== PROBLEM DETAILS ==
The whole of the data, every line, should come back exactly the same.

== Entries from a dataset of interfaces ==
____

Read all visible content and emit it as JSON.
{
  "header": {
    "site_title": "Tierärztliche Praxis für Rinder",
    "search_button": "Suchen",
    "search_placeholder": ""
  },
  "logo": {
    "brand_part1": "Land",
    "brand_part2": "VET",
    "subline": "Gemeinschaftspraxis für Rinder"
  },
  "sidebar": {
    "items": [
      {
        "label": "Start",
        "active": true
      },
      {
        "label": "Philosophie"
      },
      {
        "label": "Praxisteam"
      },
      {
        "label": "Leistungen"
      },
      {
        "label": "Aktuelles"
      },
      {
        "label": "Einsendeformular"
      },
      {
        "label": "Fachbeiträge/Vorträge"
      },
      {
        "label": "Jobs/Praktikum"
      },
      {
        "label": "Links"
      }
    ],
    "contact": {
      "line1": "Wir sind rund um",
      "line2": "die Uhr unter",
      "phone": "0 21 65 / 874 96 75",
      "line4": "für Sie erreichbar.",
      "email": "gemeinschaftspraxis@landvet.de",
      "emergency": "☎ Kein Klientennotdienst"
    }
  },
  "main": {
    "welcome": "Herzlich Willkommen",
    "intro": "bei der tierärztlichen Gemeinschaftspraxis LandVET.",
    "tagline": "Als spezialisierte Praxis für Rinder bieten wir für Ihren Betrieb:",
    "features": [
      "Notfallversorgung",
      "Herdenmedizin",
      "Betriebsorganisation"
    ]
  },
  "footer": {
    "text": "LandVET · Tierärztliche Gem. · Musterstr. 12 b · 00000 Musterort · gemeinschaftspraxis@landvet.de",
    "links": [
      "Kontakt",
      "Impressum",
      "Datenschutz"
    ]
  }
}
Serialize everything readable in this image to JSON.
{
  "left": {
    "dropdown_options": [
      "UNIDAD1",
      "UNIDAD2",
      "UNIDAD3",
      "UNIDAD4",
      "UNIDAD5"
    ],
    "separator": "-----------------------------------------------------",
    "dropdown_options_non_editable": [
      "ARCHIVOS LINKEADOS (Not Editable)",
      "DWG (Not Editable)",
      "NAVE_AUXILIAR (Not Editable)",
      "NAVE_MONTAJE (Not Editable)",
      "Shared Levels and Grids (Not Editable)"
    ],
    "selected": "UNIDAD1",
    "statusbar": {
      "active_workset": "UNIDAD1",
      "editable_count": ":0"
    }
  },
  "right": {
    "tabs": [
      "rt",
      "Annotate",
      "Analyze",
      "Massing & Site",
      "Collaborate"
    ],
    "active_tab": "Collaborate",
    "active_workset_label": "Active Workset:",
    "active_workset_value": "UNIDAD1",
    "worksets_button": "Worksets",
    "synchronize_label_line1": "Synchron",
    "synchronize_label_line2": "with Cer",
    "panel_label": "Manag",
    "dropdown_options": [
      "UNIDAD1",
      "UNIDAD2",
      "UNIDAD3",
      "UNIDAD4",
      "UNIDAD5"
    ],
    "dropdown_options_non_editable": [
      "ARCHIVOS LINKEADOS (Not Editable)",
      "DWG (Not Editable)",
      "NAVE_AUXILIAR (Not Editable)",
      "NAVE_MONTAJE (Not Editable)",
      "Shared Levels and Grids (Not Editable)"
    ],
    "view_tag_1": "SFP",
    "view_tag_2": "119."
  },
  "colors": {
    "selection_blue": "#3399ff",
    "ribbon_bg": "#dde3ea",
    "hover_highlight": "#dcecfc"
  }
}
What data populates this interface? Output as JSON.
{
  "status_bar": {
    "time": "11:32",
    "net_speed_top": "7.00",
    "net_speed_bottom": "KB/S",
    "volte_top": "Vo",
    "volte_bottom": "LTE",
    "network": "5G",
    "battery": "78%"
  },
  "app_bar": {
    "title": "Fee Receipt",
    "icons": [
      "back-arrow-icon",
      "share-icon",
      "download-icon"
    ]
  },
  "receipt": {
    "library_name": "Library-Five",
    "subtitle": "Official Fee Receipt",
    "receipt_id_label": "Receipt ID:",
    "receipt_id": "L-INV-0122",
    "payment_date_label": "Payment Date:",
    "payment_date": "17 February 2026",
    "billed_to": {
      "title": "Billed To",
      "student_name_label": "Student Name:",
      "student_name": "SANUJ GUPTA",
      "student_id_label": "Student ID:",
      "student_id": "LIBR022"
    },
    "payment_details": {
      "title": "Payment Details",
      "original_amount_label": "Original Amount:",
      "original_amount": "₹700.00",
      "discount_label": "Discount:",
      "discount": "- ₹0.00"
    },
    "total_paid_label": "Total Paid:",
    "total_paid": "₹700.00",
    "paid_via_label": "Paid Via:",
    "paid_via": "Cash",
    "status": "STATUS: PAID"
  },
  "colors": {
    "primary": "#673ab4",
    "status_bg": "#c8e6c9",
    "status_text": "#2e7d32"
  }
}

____

== REPLY ==
Read all visible content and emit it as JSON.
{
  "header": {
    "site_title": "Tierärztliche Praxis für Rinder",
    "search_button": "Suchen",
    "search_placeholder": ""
  },
  "logo": {
    "brand_part1": "Land",
    "brand_part2": "VET",
    "subline": "Gemeinschaftspraxis für Rinder"
  },
  "sidebar": {
    "items": [
      {
        "label": "Start",
        "active": true
      },
      {
        "label": "Philosophie"
      },
      {
        "label": "Praxisteam"
      },
      {
        "label": "Leistungen"
      },
      {
        "label": "Aktuelles"
      },
      {
        "label": "Einsendeformular"
      },
      {
        "label": "Fachbeiträge/Vorträge"
      },
      {
        "label": "Jobs/Praktikum"
      },
      {
        "label": "Links"
      }
    ],
    "contact": {
      "line1": "Wir sind rund um",
      "line2": "die Uhr unter",
      "phone": "0 21 65 / 874 96 75",
      "line4": "für Sie erreichbar.",
      "email": "gemeinschaftspraxis@landvet.de",
      "emergency": "☎ Kein Klientennotdienst"
    }
  },
  "main": {
    "welcome": "Herzlich Willkommen",
    "intro": "bei der tierärztlichen Gemeinschaftspraxis LandVET.",
    "tagline": "Als spezialisierte Praxis für Rinder bieten wir für Ihren Betrieb:",
    "features": [
      "Notfallversorgung",
      "Herdenmedizin",
      "Betriebsorganisation"
    ]
  },
  "footer": {
    "text": "LandVET · Tierärztliche Gem. · Musterstr. 12 b · 00000 Musterort · gemeinschaftspraxis@landvet.de",
    "links": [
      "Kontakt",
      "Impressum",
      "Datenschutz"
    ]
  }
}
Serialize everything readable in this image to JSON.
{
  "left": {
    "dropdown_options": [
      "UNIDAD1",
      "UNIDAD2",
      "UNIDAD3",
      "UNIDAD4",
      "UNIDAD5"
    ],
    "separator": "-----------------------------------------------------",
    "dropdown_options_non_editable": [
      "ARCHIVOS LINKEADOS (Not Editable)",
      "DWG (Not Editable)",
      "NAVE_AUXILIAR (Not Editable)",
      "NAVE_MONTAJE (Not Editable)",
      "Shared Levels and Grids (Not Editable)"
    ],
    "selected": "UNIDAD1",
    "statusbar": {
      "active_workset": "UNIDAD1",
      "editable_count": ":0"
    }
  },
  "right": {
    "tabs": [
      "rt",
      "Annotate",
      "Analyze",
      "Massing & Site",
      "Collaborate"
    ],
    "active_tab": "Collaborate",
    "active_workset_label": "Active Workset:",
    "active_workset_value": "UNIDAD1",
    "worksets_button": "Worksets",
    "synchronize_label_line1": "Synchron",
    "synchronize_label_line2": "with Cer",
    "panel_label": "Manag",
    "dropdown_options": [
      "UNIDAD1",
      "UNIDAD2",
      "UNIDAD3",
      "UNIDAD4",
      "UNIDAD5"
    ],
    "dropdown_options_non_editable": [
      "ARCHIVOS LINKEADOS (Not Editable)",
      "DWG (Not Editable)",
      "NAVE_AUXILIAR (Not Editable)",
      "NAVE_MONTAJE (Not Editable)",
      "Shared Levels and Grids (Not Editable)"
    ],
    "view_tag_1": "SFP",
    "view_tag_2": "119."
  },
  "colors": {
    "selection_blue": "#3399ff",
    "ribbon_bg": "#dde3ea",
    "hover_highlight": "#dcecfc"
  }
}
What data populates this interface? Output as JSON.
{
  "status_bar": {
    "time": "11:32",
    "net_speed_top": "7.00",
    "net_speed_bottom": "KB/S",
    "volte_top": "Vo",
    "volte_bottom": "LTE",
    "network": "5G",
    "battery": "78%"
  },
  "app_bar": {
    "title": "Fee Receipt",
    "icons": [
      "back-arrow-icon",
      "share-icon",
      "download-icon"
    ]
  },
  "receipt": {
    "library_name": "Library-Five",
    "subtitle": "Official Fee Receipt",
    "receipt_id_label": "Receipt ID:",
    "receipt_id": "L-INV-0122",
    "payment_date_label": "Payment Date:",
    "payment_date": "17 February 2026",
    "billed_to": {
      "title": "Billed To",
      "student_name_label": "Student Name:",
      "student_name": "SANUJ GUPTA",
      "student_id_label": "Student ID:",
      "student_id": "LIBR022"
    },
    "payment_details": {
      "title": "Payment Details",
      "original_amount_label": "Original Amount:",
      "original_amount": "₹700.00",
      "discount_label": "Discount:",
      "discount": "- ₹0.00"
    },
    "total_paid_label": "Total Paid:",
    "total_paid": "₹700.00",
    "paid_via_label": "Paid Via:",
    "paid_via": "Cash",
    "status": "STATUS: PAID"
  },
  "colors": {
    "primary": "#673ab4",
    "status_bg": "#c8e6c9",
    "status_text": "#2e7d32"
  }
}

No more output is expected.